Bad news – the rise in anti-globalisation
Countering the optimism of the SGD’s, current political events speak to a rise in anti-globalisation. Brexit, closing borders in Europe and Trump’s America are all examples of rising nationalism. We see the same trends here in Australia.
A recent report from National Public Radio (NPR) in the US dissected President Trump’s proposed federal budget, highlighting his plans to spend far less on global health and development than previous presidents. The article states:
One of the five bullet points in the introduction to the document "America First: A Budget Blueprint to Make America Great Again" states that the fiscal plan "puts America first by keeping more of America's hard-earned tax dollars here at home."
To accomplish that goal, the administration proposes slashing the appropriation for the State Department and USAID by $10 billion or roughly 28 percent and cutting Treasury International Programs by nearly a billion dollars, almost a 35 percent drop from last year.

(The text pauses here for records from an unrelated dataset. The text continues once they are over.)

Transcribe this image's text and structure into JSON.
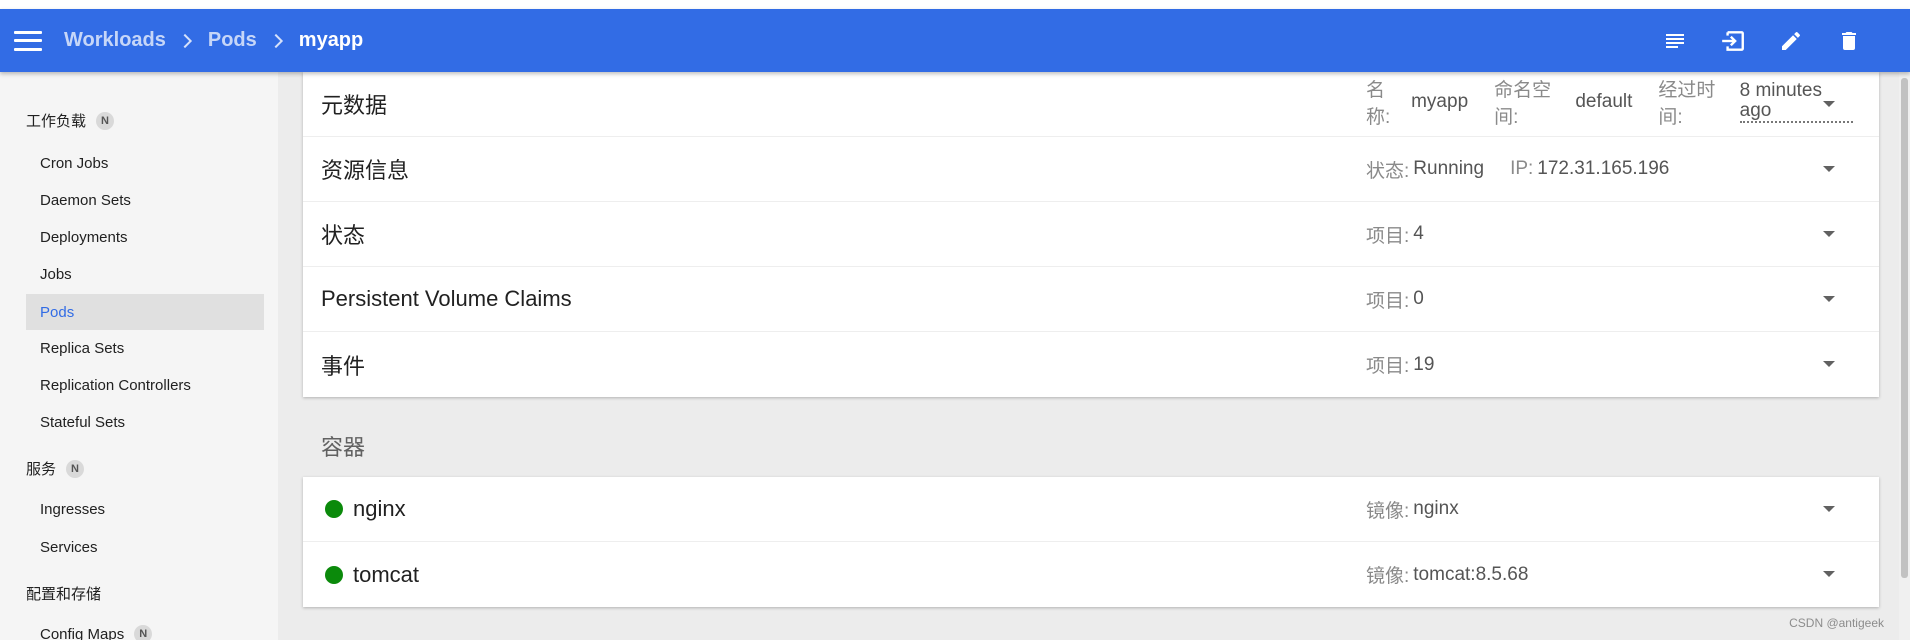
{
  "header": {
    "breadcrumbs": [
      "Workloads",
      "Pods",
      "myapp"
    ],
    "actions": [
      "logs-icon",
      "exec-icon",
      "edit-icon",
      "delete-icon"
    ]
  },
  "sidebar": {
    "sections": [
      {
        "label": "工作负载",
        "badge": "N"
      },
      {
        "label": "服务",
        "badge": "N"
      },
      {
        "label": "配置和存储",
        "badge": ""
      }
    ],
    "workload_items": [
      "Cron Jobs",
      "Daemon Sets",
      "Deployments",
      "Jobs",
      "Pods",
      "Replica Sets",
      "Replication Controllers",
      "Stateful Sets"
    ],
    "service_items": [
      "Ingresses",
      "Services"
    ],
    "config_items": [
      {
        "label": "Config Maps",
        "badge": "N"
      }
    ],
    "active_item": "Pods"
  },
  "details": [
    {
      "title": "元数据",
      "meta": [
        {
          "key": "名称:",
          "value": "myapp"
        },
        {
          "key": "命名空间:",
          "value": "default"
        },
        {
          "key": "经过时间:",
          "value": "8 minutes ago"
        }
      ]
    },
    {
      "title": "资源信息",
      "meta": [
        {
          "key": "状态:",
          "value": "Running"
        },
        {
          "key": "IP:",
          "value": "172.31.165.196"
        }
      ]
    },
    {
      "title": "状态",
      "meta": [
        {
          "key": "项目:",
          "value": "4"
        }
      ]
    },
    {
      "title": "Persistent Volume Claims",
      "meta": [
        {
          "key": "项目:",
          "value": "0"
        }
      ]
    },
    {
      "title": "事件",
      "meta": [
        {
          "key": "项目:",
          "value": "19"
        }
      ]
    }
  ],
  "containers_title": "容器",
  "containers": [
    {
      "name": "nginx",
      "image_key": "镜像:",
      "image": "nginx"
    },
    {
      "name": "tomcat",
      "image_key": "镜像:",
      "image": "tomcat:8.5.68"
    }
  ],
  "colors": {
    "primary": "#326ce5",
    "running": "#0b8a0b"
  },
  "watermark": "CSDN @antigeek"
}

The budget proposal states that the cuts to foreign aid "free up funding for critical priorities here at home."
NPR identified proposed cuts to many organisations and programs that are crucial to improving global health and development opportunities, including:

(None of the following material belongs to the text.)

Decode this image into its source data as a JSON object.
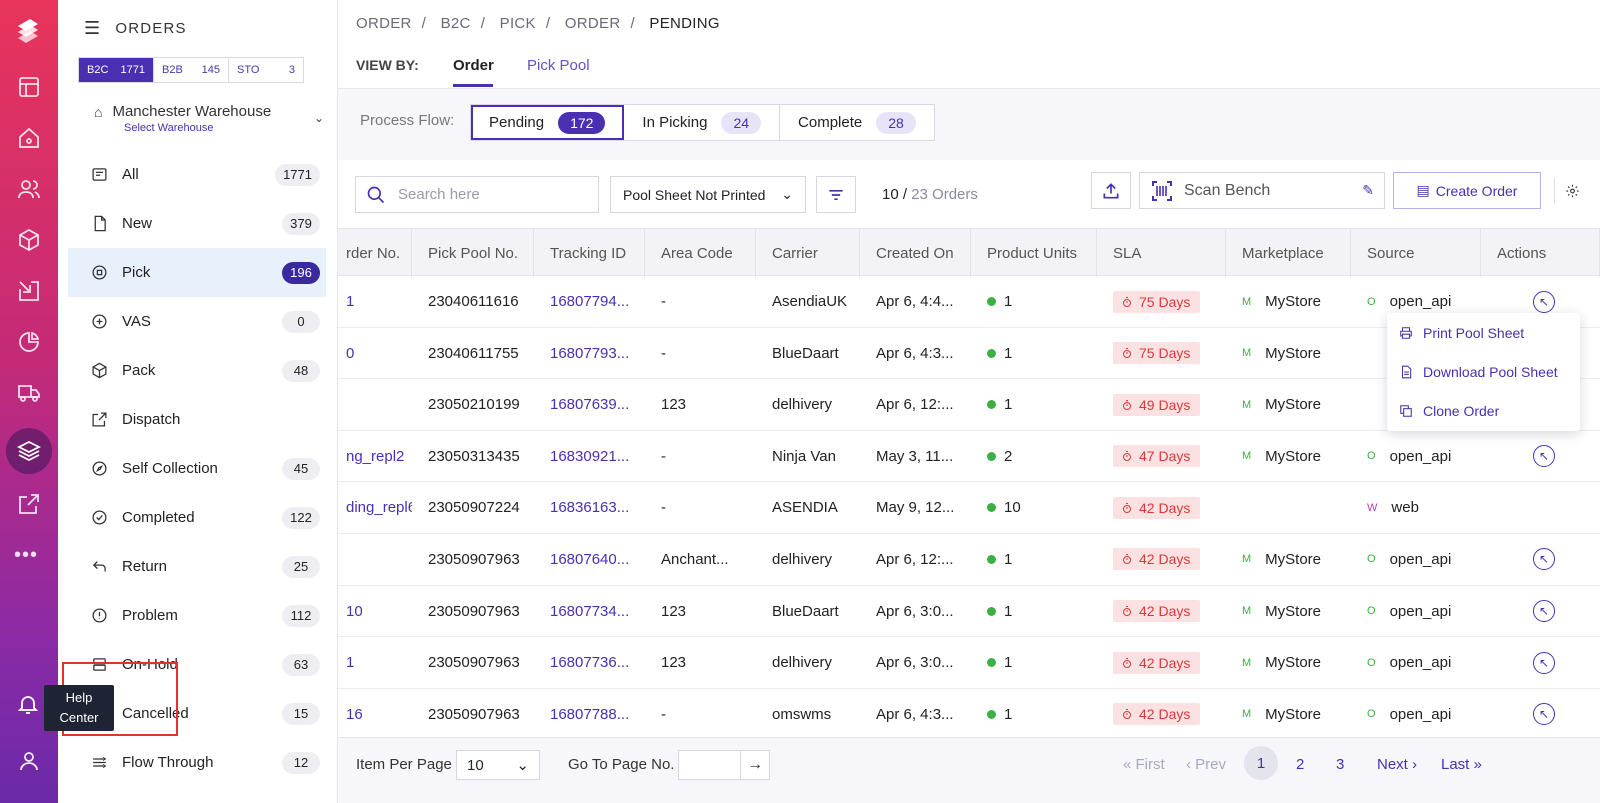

- United Nations and UN affiliates
- Banks that finance global development, including the World Bank, which would lose $650 million over the next 3 years
- The Global Climate Change Initiative (GCCI), which funds climate change initiatives in developing countries
- Many agencies that specifically address global issues will receive no federal funding in President Trump’s budget, including:
- The Woodrow Wilson Center for International Scholars
- The African Development Foundation
- The Fogarty International Center at the National Institutes of Health (devoted to global health research and training)
- The Inter-American Foundation
- The U.S. Trade and Development Agency
- The U.S. Institute of Peace
- The East-West Center
Fortunately, several key initiatives in global health have been spared by the budget cuts, including a program – Gavi, the Vaccine Alliance – that supports vaccination programs in the developing world, and the hugely successful anti-AIDS program, PEPFAR.
Extraordinary gains have been made in global health since the 1990s, as a result of good policies, technical solutions developed by the scientific community and engagement with donors, as well as public/private partnerships. The success of the Millennium Development Goals policy speaks to the need for good governance as it is the countries with effective governments and democracy who made the greatest gains by 2015. However, we are at risk of going backwards in the current climate of anti-globalisation and the rise of nationalism.
Speaking now to those of you about to embark on your careers: My mentor says that we decide early on in life if we want to do well or do good. Bill Gates and Warren Buffet have shown that you can do both.
If you think of a career in global health it is never an easy road – there is never enough funding to do all that is necessary. You need to be a glass is half full person and to be resilient. It is like climbing a mountain – with rocks falling and setting you back. You have to be determined to achieve your goal and get to the top.
You face a choice as I did; to “treat the individual”, and become a nurse, doctor or other health care worker, or to work in public health and preventative medicine, and to “treat the population”.
To conclude, as global citizens I call on you all to support the Sustainable Development Goals.